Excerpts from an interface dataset
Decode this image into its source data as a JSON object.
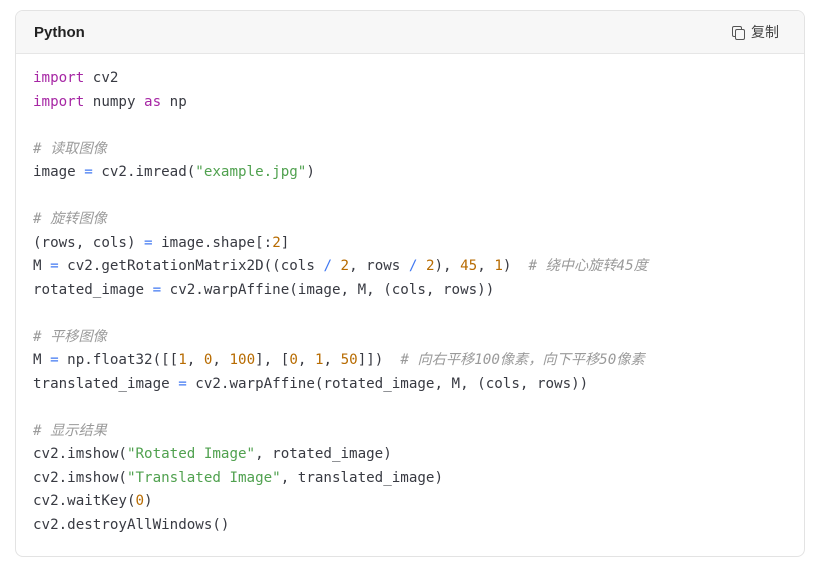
{
  "header": {
    "language": "Python",
    "copy_label": "复制",
    "copy_icon": "copy-icon"
  },
  "code": {
    "lines": [
      [
        {
          "t": "import",
          "c": "kw"
        },
        {
          "t": " cv2",
          "c": "p"
        }
      ],
      [
        {
          "t": "import",
          "c": "kw"
        },
        {
          "t": " numpy ",
          "c": "p"
        },
        {
          "t": "as",
          "c": "kw"
        },
        {
          "t": " np",
          "c": "p"
        }
      ],
      [],
      [
        {
          "t": "# 读取图像",
          "c": "cmt"
        }
      ],
      [
        {
          "t": "image ",
          "c": "p"
        },
        {
          "t": "=",
          "c": "op"
        },
        {
          "t": " cv2.imread(",
          "c": "p"
        },
        {
          "t": "\"example.jpg\"",
          "c": "str"
        },
        {
          "t": ")",
          "c": "p"
        }
      ],
      [],
      [
        {
          "t": "# 旋转图像",
          "c": "cmt"
        }
      ],
      [
        {
          "t": "(rows, cols) ",
          "c": "p"
        },
        {
          "t": "=",
          "c": "op"
        },
        {
          "t": " image.shape[:",
          "c": "p"
        },
        {
          "t": "2",
          "c": "num"
        },
        {
          "t": "]",
          "c": "p"
        }
      ],
      [
        {
          "t": "M ",
          "c": "p"
        },
        {
          "t": "=",
          "c": "op"
        },
        {
          "t": " cv2.getRotationMatrix2D((cols ",
          "c": "p"
        },
        {
          "t": "/",
          "c": "op"
        },
        {
          "t": " ",
          "c": "p"
        },
        {
          "t": "2",
          "c": "num"
        },
        {
          "t": ", rows ",
          "c": "p"
        },
        {
          "t": "/",
          "c": "op"
        },
        {
          "t": " ",
          "c": "p"
        },
        {
          "t": "2",
          "c": "num"
        },
        {
          "t": "), ",
          "c": "p"
        },
        {
          "t": "45",
          "c": "num"
        },
        {
          "t": ", ",
          "c": "p"
        },
        {
          "t": "1",
          "c": "num"
        },
        {
          "t": ")  ",
          "c": "p"
        },
        {
          "t": "# 绕中心旋转45度",
          "c": "cmt"
        }
      ],
      [
        {
          "t": "rotated_image ",
          "c": "p"
        },
        {
          "t": "=",
          "c": "op"
        },
        {
          "t": " cv2.warpAffine(image, M, (cols, rows))",
          "c": "p"
        }
      ],
      [],
      [
        {
          "t": "# 平移图像",
          "c": "cmt"
        }
      ],
      [
        {
          "t": "M ",
          "c": "p"
        },
        {
          "t": "=",
          "c": "op"
        },
        {
          "t": " np.float32([[",
          "c": "p"
        },
        {
          "t": "1",
          "c": "num"
        },
        {
          "t": ", ",
          "c": "p"
        },
        {
          "t": "0",
          "c": "num"
        },
        {
          "t": ", ",
          "c": "p"
        },
        {
          "t": "100",
          "c": "num"
        },
        {
          "t": "], [",
          "c": "p"
        },
        {
          "t": "0",
          "c": "num"
        },
        {
          "t": ", ",
          "c": "p"
        },
        {
          "t": "1",
          "c": "num"
        },
        {
          "t": ", ",
          "c": "p"
        },
        {
          "t": "50",
          "c": "num"
        },
        {
          "t": "]])  ",
          "c": "p"
        },
        {
          "t": "# 向右平移100像素，向下平移50像素",
          "c": "cmt"
        }
      ],
      [
        {
          "t": "translated_image ",
          "c": "p"
        },
        {
          "t": "=",
          "c": "op"
        },
        {
          "t": " cv2.warpAffine(rotated_image, M, (cols, rows))",
          "c": "p"
        }
      ],
      [],
      [
        {
          "t": "# 显示结果",
          "c": "cmt"
        }
      ],
      [
        {
          "t": "cv2.imshow(",
          "c": "p"
        },
        {
          "t": "\"Rotated Image\"",
          "c": "str"
        },
        {
          "t": ", rotated_image)",
          "c": "p"
        }
      ],
      [
        {
          "t": "cv2.imshow(",
          "c": "p"
        },
        {
          "t": "\"Translated Image\"",
          "c": "str"
        },
        {
          "t": ", translated_image)",
          "c": "p"
        }
      ],
      [
        {
          "t": "cv2.waitKey(",
          "c": "p"
        },
        {
          "t": "0",
          "c": "num"
        },
        {
          "t": ")",
          "c": "p"
        }
      ],
      [
        {
          "t": "cv2.destroyAllWindows()",
          "c": "p"
        }
      ]
    ]
  }
}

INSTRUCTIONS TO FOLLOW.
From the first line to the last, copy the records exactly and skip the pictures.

SOLUTION TO THE EXERCISE.
Decode this image into its source data as a JSON object.
{
  "header": {
    "language": "Python",
    "copy_label": "复制",
    "copy_icon": "copy-icon"
  },
  "code": {
    "lines": [
      [
        {
          "t": "import",
          "c": "kw"
        },
        {
          "t": " cv2",
          "c": "p"
        }
      ],
      [
        {
          "t": "import",
          "c": "kw"
        },
        {
          "t": " numpy ",
          "c": "p"
        },
        {
          "t": "as",
          "c": "kw"
        },
        {
          "t": " np",
          "c": "p"
        }
      ],
      [],
      [
        {
          "t": "# 读取图像",
          "c": "cmt"
        }
      ],
      [
        {
          "t": "image ",
          "c": "p"
        },
        {
          "t": "=",
          "c": "op"
        },
        {
          "t": " cv2.imread(",
          "c": "p"
        },
        {
          "t": "\"example.jpg\"",
          "c": "str"
        },
        {
          "t": ")",
          "c": "p"
        }
      ],
      [],
      [
        {
          "t": "# 旋转图像",
          "c": "cmt"
        }
      ],
      [
        {
          "t": "(rows, cols) ",
          "c": "p"
        },
        {
          "t": "=",
          "c": "op"
        },
        {
          "t": " image.shape[:",
          "c": "p"
        },
        {
          "t": "2",
          "c": "num"
        },
        {
          "t": "]",
          "c": "p"
        }
      ],
      [
        {
          "t": "M ",
          "c": "p"
        },
        {
          "t": "=",
          "c": "op"
        },
        {
          "t": " cv2.getRotationMatrix2D((cols ",
          "c": "p"
        },
        {
          "t": "/",
          "c": "op"
        },
        {
          "t": " ",
          "c": "p"
        },
        {
          "t": "2",
          "c": "num"
        },
        {
          "t": ", rows ",
          "c": "p"
        },
        {
          "t": "/",
          "c": "op"
        },
        {
          "t": " ",
          "c": "p"
        },
        {
          "t": "2",
          "c": "num"
        },
        {
          "t": "), ",
          "c": "p"
        },
        {
          "t": "45",
          "c": "num"
        },
        {
          "t": ", ",
          "c": "p"
        },
        {
          "t": "1",
          "c": "num"
        },
        {
          "t": ")  ",
          "c": "p"
        },
        {
          "t": "# 绕中心旋转45度",
          "c": "cmt"
        }
      ],
      [
        {
          "t": "rotated_image ",
          "c": "p"
        },
        {
          "t": "=",
          "c": "op"
        },
        {
          "t": " cv2.warpAffine(image, M, (cols, rows))",
          "c": "p"
        }
      ],
      [],
      [
        {
          "t": "# 平移图像",
          "c": "cmt"
        }
      ],
      [
        {
          "t": "M ",
          "c": "p"
        },
        {
          "t": "=",
          "c": "op"
        },
        {
          "t": " np.float32([[",
          "c": "p"
        },
        {
          "t": "1",
          "c": "num"
        },
        {
          "t": ", ",
          "c": "p"
        },
        {
          "t": "0",
          "c": "num"
        },
        {
          "t": ", ",
          "c": "p"
        },
        {
          "t": "100",
          "c": "num"
        },
        {
          "t": "], [",
          "c": "p"
        },
        {
          "t": "0",
          "c": "num"
        },
        {
          "t": ", ",
          "c": "p"
        },
        {
          "t": "1",
          "c": "num"
        },
        {
          "t": ", ",
          "c": "p"
        },
        {
          "t": "50",
          "c": "num"
        },
        {
          "t": "]])  ",
          "c": "p"
        },
        {
          "t": "# 向右平移100像素，向下平移50像素",
          "c": "cmt"
        }
      ],
      [
        {
          "t": "translated_image ",
          "c": "p"
        },
        {
          "t": "=",
          "c": "op"
        },
        {
          "t": " cv2.warpAffine(rotated_image, M, (cols, rows))",
          "c": "p"
        }
      ],
      [],
      [
        {
          "t": "# 显示结果",
          "c": "cmt"
        }
      ],
      [
        {
          "t": "cv2.imshow(",
          "c": "p"
        },
        {
          "t": "\"Rotated Image\"",
          "c": "str"
        },
        {
          "t": ", rotated_image)",
          "c": "p"
        }
      ],
      [
        {
          "t": "cv2.imshow(",
          "c": "p"
        },
        {
          "t": "\"Translated Image\"",
          "c": "str"
        },
        {
          "t": ", translated_image)",
          "c": "p"
        }
      ],
      [
        {
          "t": "cv2.waitKey(",
          "c": "p"
        },
        {
          "t": "0",
          "c": "num"
        },
        {
          "t": ")",
          "c": "p"
        }
      ],
      [
        {
          "t": "cv2.destroyAllWindows()",
          "c": "p"
        }
      ]
    ]
  }
}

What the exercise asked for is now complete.